Rigorous control of any type of drilling or penetration through the building envelope is essential. On the project, penetration schedules were set, with every item carefully inspected to make sure it was correctly sealed and signed off before being covered over. As part of the process, two Willmott Dixon airtightness champions were appointed. They continually checked every area and made sure that penetrations were fully and correctly sealed, and took photos of everything for compliance submissions to the Passivhaus accreditation body.
On a Passivhaus building, the requirement is for very low air leakage rates, with no more than 0.6 air changes per hour. For conventional buildings, the air change requirement under building regulations is around 10.0 m3/h.m2 and for a BREEAM building, it’s 4.0. Willmott Dixon achieved 0.30 air changes per hour on the school (equivalent to 0.7 m3/h.m2), which for a building of over 10,000 square metres is remarkable.

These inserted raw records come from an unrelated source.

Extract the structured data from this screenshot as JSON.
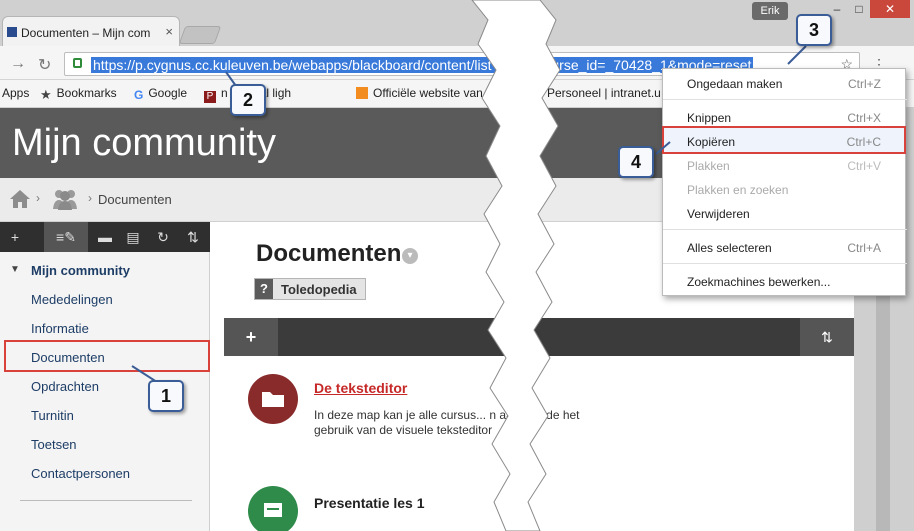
{
  "browser": {
    "tab_title": "Documenten – Mijn com",
    "tab_close": "×",
    "user_badge": "Erik",
    "win_min": "–",
    "win_max": "□",
    "win_close": "✕",
    "url": "https://p.cygnus.cc.kuleuven.be/webapps/blackboard/content/list",
    "url_tail": "1&course_id=_70428_1&mode=reset",
    "back_icon": "arrow-right",
    "reload_icon": "reload",
    "bookmarks": [
      {
        "label": "Apps",
        "icon": "apps-grid"
      },
      {
        "label": "Bookmarks",
        "icon": "star"
      },
      {
        "label": "Google",
        "icon": "google-g"
      },
      {
        "label": "n Portaal ligh",
        "icon": "p-square"
      },
      {
        "label": "Officiële website van",
        "icon": "orange-square"
      },
      {
        "label": "Personeel | intranet.u",
        "icon": "pink-circle"
      }
    ]
  },
  "page": {
    "banner_title": "Mijn community",
    "breadcrumb": "Documenten",
    "heading": "Documenten",
    "toledopedia": "Toledopedia",
    "toledopedia_icon": "?",
    "add_icon": "+",
    "sort_icon": "⇅"
  },
  "sidebar": {
    "section": "Mijn community",
    "items": [
      "Mededelingen",
      "Informatie",
      "Documenten",
      "Opdrachten",
      "Turnitin",
      "Toetsen",
      "Contactpersonen"
    ]
  },
  "content_items": [
    {
      "title": "De teksteditor",
      "desc": "In deze map kan je alle cursus... n aangaande het gebruik van de visuele teksteditor",
      "icon": "folder-icon"
    },
    {
      "title": "Presentatie les 1",
      "icon": "presentation-icon"
    }
  ],
  "context_menu": {
    "items": [
      {
        "label": "Ongedaan maken",
        "shortcut": "Ctrl+Z",
        "enabled": true
      },
      {
        "label": "Knippen",
        "shortcut": "Ctrl+X",
        "enabled": true
      },
      {
        "label": "Kopiëren",
        "shortcut": "Ctrl+C",
        "enabled": true
      },
      {
        "label": "Plakken",
        "shortcut": "Ctrl+V",
        "enabled": false
      },
      {
        "label": "Plakken en zoeken",
        "shortcut": "",
        "enabled": false
      },
      {
        "label": "Verwijderen",
        "shortcut": "",
        "enabled": true
      },
      {
        "label": "Alles selecteren",
        "shortcut": "Ctrl+A",
        "enabled": true
      },
      {
        "label": "Zoekmachines bewerken...",
        "shortcut": "",
        "enabled": true
      }
    ]
  },
  "callouts": [
    "1",
    "2",
    "3",
    "4"
  ],
  "colors": {
    "highlight": "#d8423b",
    "callout_border": "#3b5d97",
    "selection": "#3879d9",
    "banner": "#5a5a5a"
  }
}
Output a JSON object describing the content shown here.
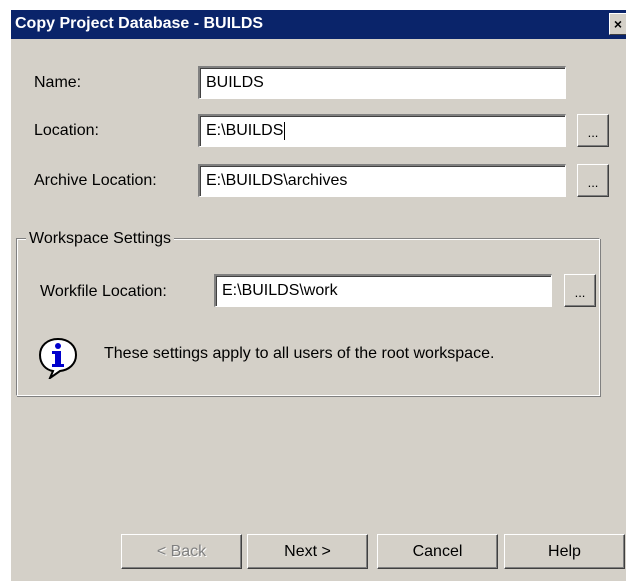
{
  "window": {
    "title": "Copy Project Database - BUILDS",
    "close_glyph": "×"
  },
  "fields": {
    "name": {
      "label": "Name:",
      "value": "BUILDS"
    },
    "location": {
      "label": "Location:",
      "value": "E:\\BUILDS"
    },
    "archive_location": {
      "label": "Archive Location:",
      "value": "E:\\BUILDS\\archives"
    }
  },
  "workspace": {
    "group_label": "Workspace Settings",
    "workfile": {
      "label": "Workfile Location:",
      "value": "E:\\BUILDS\\work"
    },
    "info_text": "These settings apply to all users of the root workspace."
  },
  "browse_label": "...",
  "buttons": {
    "back": "< Back",
    "next": "Next >",
    "cancel": "Cancel",
    "help": "Help"
  },
  "colors": {
    "titlebar": "#0a246a",
    "dialog_bg": "#d4d0c8",
    "info_icon": "#0000cc"
  },
  "icons": {
    "info": "info-icon",
    "close": "close-icon"
  }
}
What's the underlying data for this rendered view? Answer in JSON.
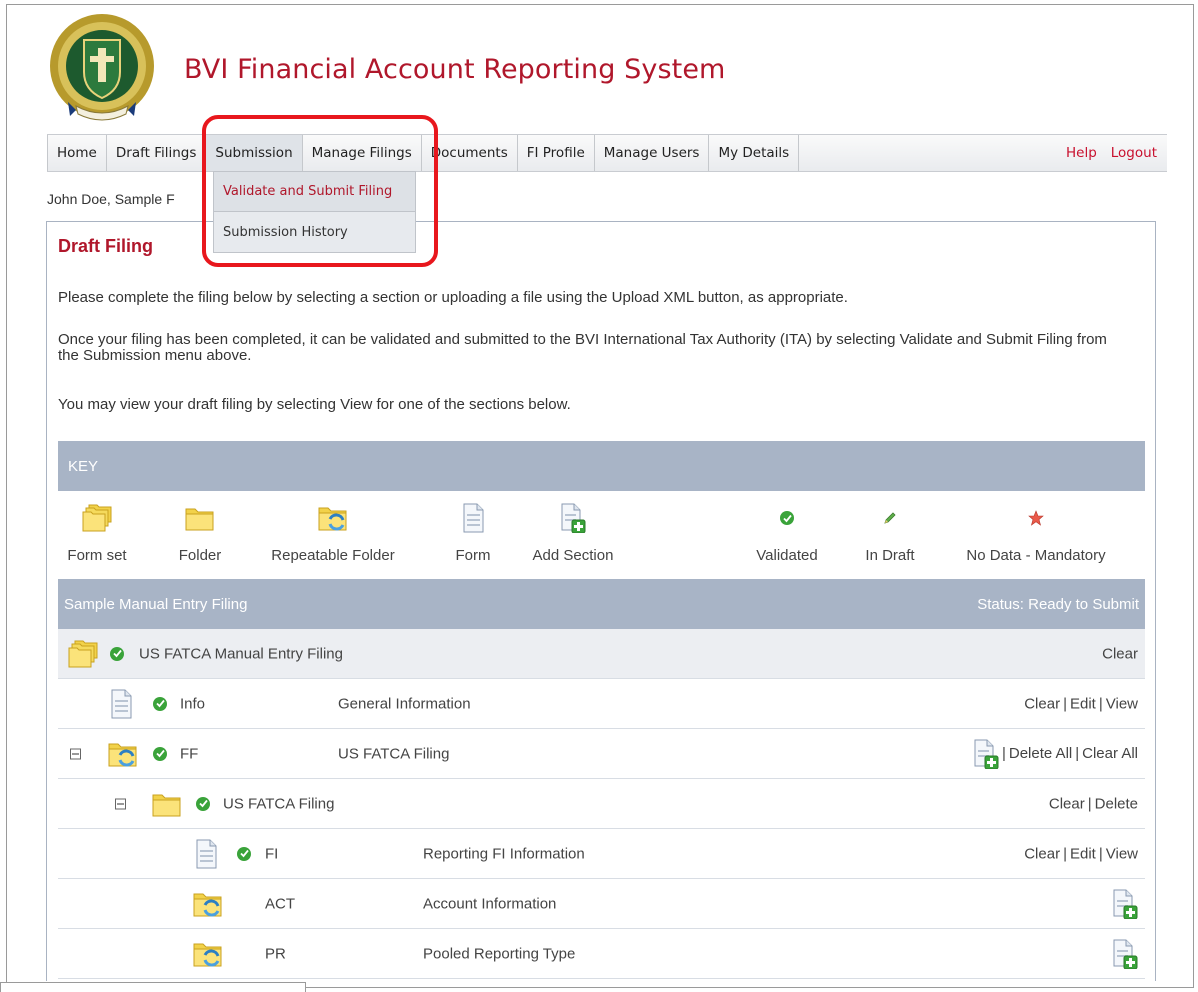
{
  "header": {
    "title": "BVI Financial Account Reporting System",
    "crest_text": "VIGILATE"
  },
  "nav": {
    "items": [
      "Home",
      "Draft Filings",
      "Submission",
      "Manage Filings",
      "Documents",
      "FI Profile",
      "Manage Users",
      "My Details"
    ],
    "help": "Help",
    "logout": "Logout"
  },
  "dropdown": {
    "items": [
      "Validate and Submit Filing",
      "Submission History"
    ]
  },
  "user_line": "John Doe, Sample F",
  "panel": {
    "title": "Draft Filing",
    "p1": "Please complete the filing below by selecting a section or uploading a file using the Upload XML button, as appropriate.",
    "p2": "Once your filing has been completed, it can be validated and submitted to the BVI International Tax Authority (ITA) by selecting Validate and Submit Filing from the Submission menu above.",
    "p3": "You may view your draft filing by selecting View for one of the sections below."
  },
  "key": {
    "header": "KEY",
    "items": [
      "Form set",
      "Folder",
      "Repeatable Folder",
      "Form",
      "Add Section",
      "Validated",
      "In Draft",
      "No Data - Mandatory"
    ]
  },
  "filing": {
    "name": "Sample Manual Entry Filing",
    "status": "Status: Ready to Submit",
    "rows": [
      {
        "code": "US FATCA Manual Entry Filing",
        "desc": "",
        "actions": [
          "Clear"
        ]
      },
      {
        "code": "Info",
        "desc": "General Information",
        "actions": [
          "Clear",
          "Edit",
          "View"
        ]
      },
      {
        "code": "FF",
        "desc": "US FATCA Filing",
        "actions": [
          "Delete All",
          "Clear All"
        ]
      },
      {
        "code": "US FATCA Filing",
        "desc": "",
        "actions": [
          "Clear",
          "Delete"
        ]
      },
      {
        "code": "FI",
        "desc": "Reporting FI Information",
        "actions": [
          "Clear",
          "Edit",
          "View"
        ]
      },
      {
        "code": "ACT",
        "desc": "Account Information",
        "actions": []
      },
      {
        "code": "PR",
        "desc": "Pooled Reporting Type",
        "actions": []
      }
    ],
    "separator": "|"
  },
  "colors": {
    "brand_red": "#b0172b",
    "key_bar": "#a8b4c6",
    "validated_green": "#3aa33a",
    "highlight": "#e8171d"
  }
}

“The airtightness champions were instrumental in achieving the building’s low air changes per hour”, said Christian Dimbleby, Architype Architects. “They carried out constant checks all around the building for about two years, which really shows their commitment”.

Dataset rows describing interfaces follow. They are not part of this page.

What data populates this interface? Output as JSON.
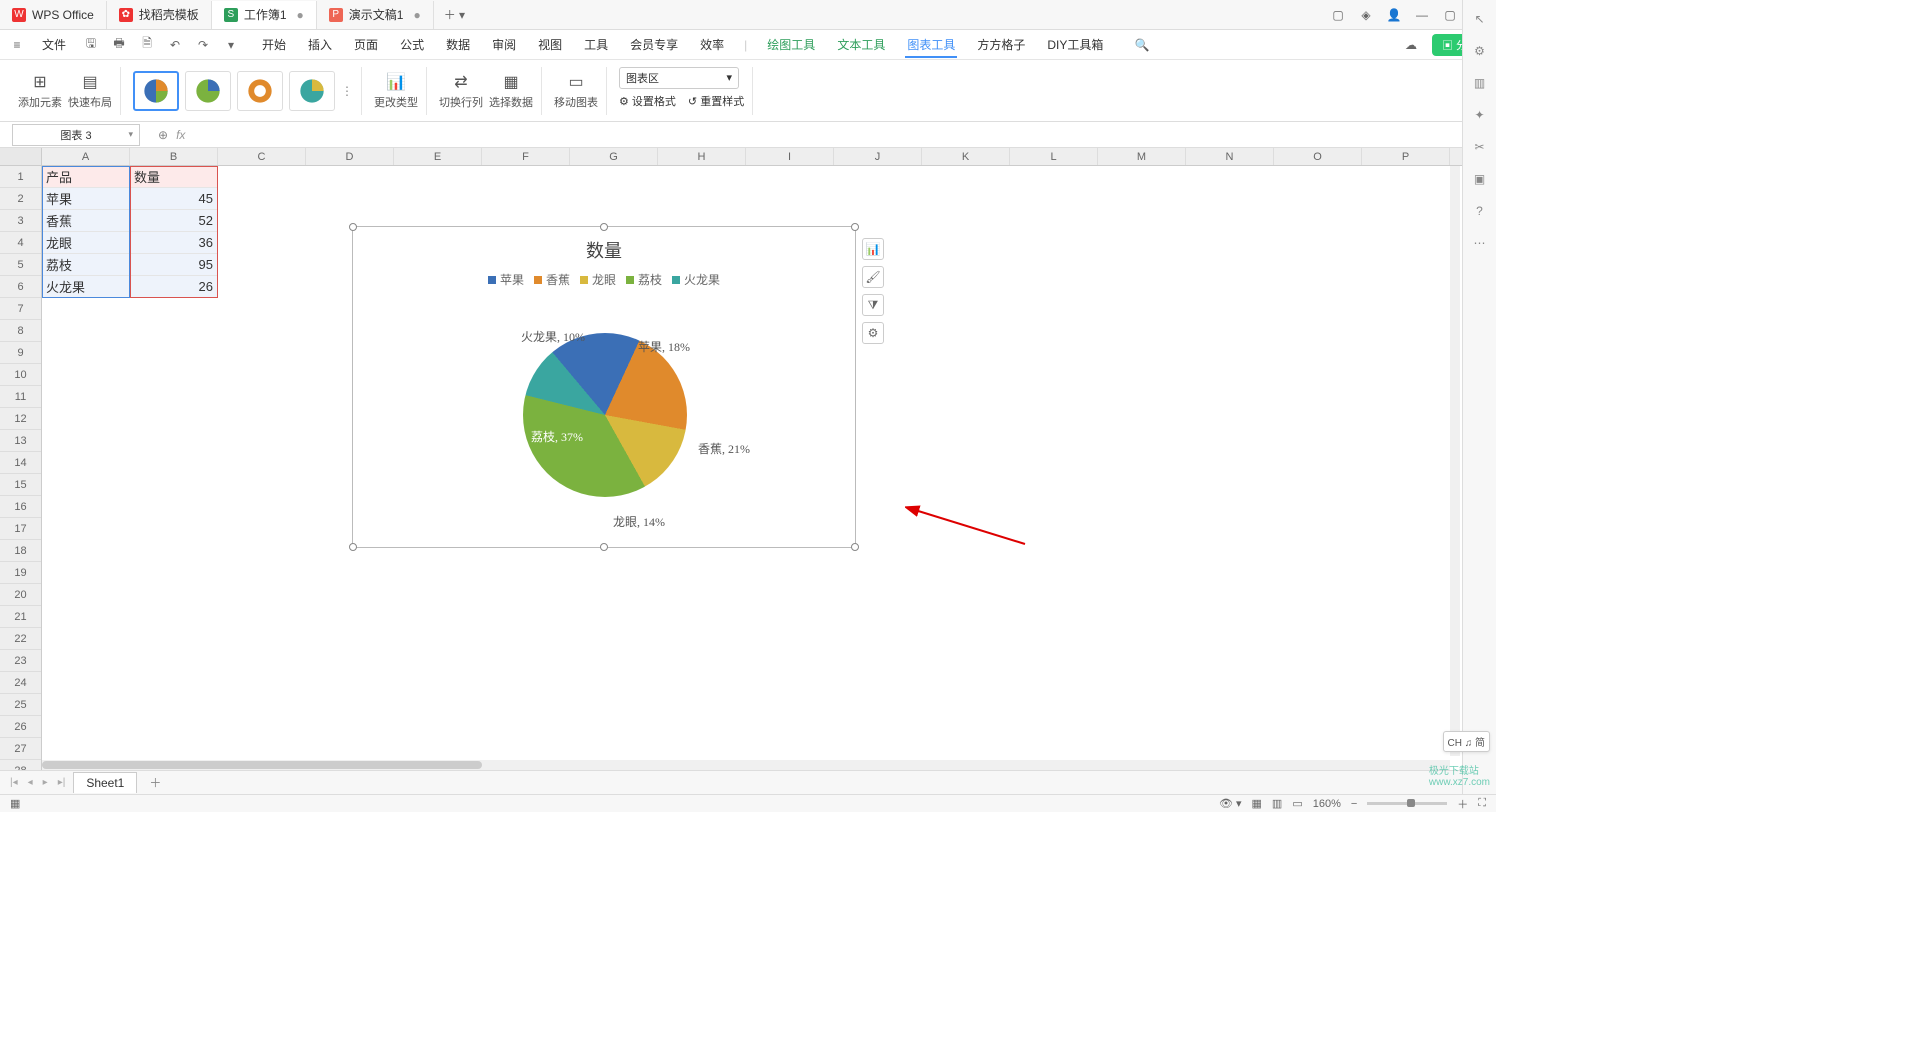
{
  "titlebar": {
    "tabs": [
      {
        "label": "WPS Office",
        "color": "#e33"
      },
      {
        "label": "找稻壳模板",
        "color": "#e33"
      },
      {
        "label": "工作簿1",
        "color": "#2e9e5b",
        "letter": "S",
        "active": true
      },
      {
        "label": "演示文稿1",
        "color": "#e65",
        "letter": "P"
      }
    ]
  },
  "menubar": {
    "file": "文件",
    "tabs": [
      "开始",
      "插入",
      "页面",
      "公式",
      "数据",
      "审阅",
      "视图",
      "工具",
      "会员专享",
      "效率"
    ],
    "tool_tabs": [
      "绘图工具",
      "文本工具",
      "图表工具",
      "方方格子",
      "DIY工具箱"
    ],
    "active_tool": "图表工具",
    "share": "分享"
  },
  "ribbon": {
    "add_element": "添加元素",
    "quick_layout": "快速布局",
    "change_type": "更改类型",
    "switch_rc": "切换行列",
    "select_data": "选择数据",
    "move_chart": "移动图表",
    "area_select": "图表区",
    "set_format": "设置格式",
    "reset_style": "重置样式"
  },
  "name_box": "图表 3",
  "columns": [
    "A",
    "B",
    "C",
    "D",
    "E",
    "F",
    "G",
    "H",
    "I",
    "J",
    "K",
    "L",
    "M",
    "N",
    "O",
    "P"
  ],
  "rows": 28,
  "table": {
    "headers": [
      "产品",
      "数量"
    ],
    "rows": [
      [
        "苹果",
        45
      ],
      [
        "香蕉",
        52
      ],
      [
        "龙眼",
        36
      ],
      [
        "荔枝",
        95
      ],
      [
        "火龙果",
        26
      ]
    ]
  },
  "chart_data": {
    "type": "pie",
    "title": "数量",
    "series_name": "数量",
    "categories": [
      "苹果",
      "香蕉",
      "龙眼",
      "荔枝",
      "火龙果"
    ],
    "values": [
      45,
      52,
      36,
      95,
      26
    ],
    "colors": [
      "#3b6fb6",
      "#e08a2c",
      "#d8b93e",
      "#7bb23f",
      "#3aa6a0"
    ],
    "data_labels": [
      "苹果, 18%",
      "香蕉, 21%",
      "龙眼, 14%",
      "荔枝, 37%",
      "火龙果, 10%"
    ]
  },
  "sheet": {
    "name": "Sheet1"
  },
  "status": {
    "zoom": "160%",
    "ime": "CH ♫ 简"
  },
  "watermark": {
    "brand": "极光下载站",
    "url": "www.xz7.com"
  }
}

Given what’s involved in construction of a Passivhaus building – design, labour and materials – costs are slightly higher than for a conventional building. Currently, the uplift in cost is equivalent, or less, to building to BREEAM Outstanding, but when the savings on running costs are factored in, it is significantly cheaper in the long run.
On average, there is an additional 5-10% capital cost for Passivhaus, however, this figure is expected to decrease as building regulations tighten and the volume of Passivhaus building in the UK increases.
Template for future schools
For Sutton Council, the new £38m school is a major asset in every respect. It is being perceived as a gateway for the London Cancer Hub, which is set to deliver economic regeneration through education, employment and training.
For pupils and staff, the superb air quality and optimum temperature provide a healthy, productive environment, supporting better learning and wellbeing.
As part of the London Cancer Hub, the school integrates pupils into the campus’s wider remit of scientific research and treatment, encouraging careers within life sciences.
Local people are also benefiting, with some facilities available for community use, such as sports facilities, assembly halls and other spaces.
Completed in July 2019, with the first intake of pupils in September 2019, this remarkable school sets standards and ambition for sustainability and quality and is an inspiring beacon for future secondary schools to follow.
- The UK’s first Passivhaus secondary school
- The country’s largest Passivhaus school
- Very low operating costs
- Very low carbon footprint
- 80% less energy use than a conventional building
- Ideal internal temperature all year round
- Superb air quality for better learning, health and wellbeing
- Exceptional airtightness – around 14 times lower than building regulations
- 0.30 air changes per hour – half the Passivhaus 0.6 requirement
- 40% project spend with local business
“Willmott Dixon airtightness champions were instrumental in achieving the building’s low air changes per hour. They carried out continual checks all around the building for about two years, which really shows their commitment,” Christian Dimbleby, architect, Architype.
“For all of us, this was very much a co-operative, partnering process. As the project evolved, everyone demonstrated these values in a very positive way.” Adam Whiteley, senior project manager, London Borough of Sutton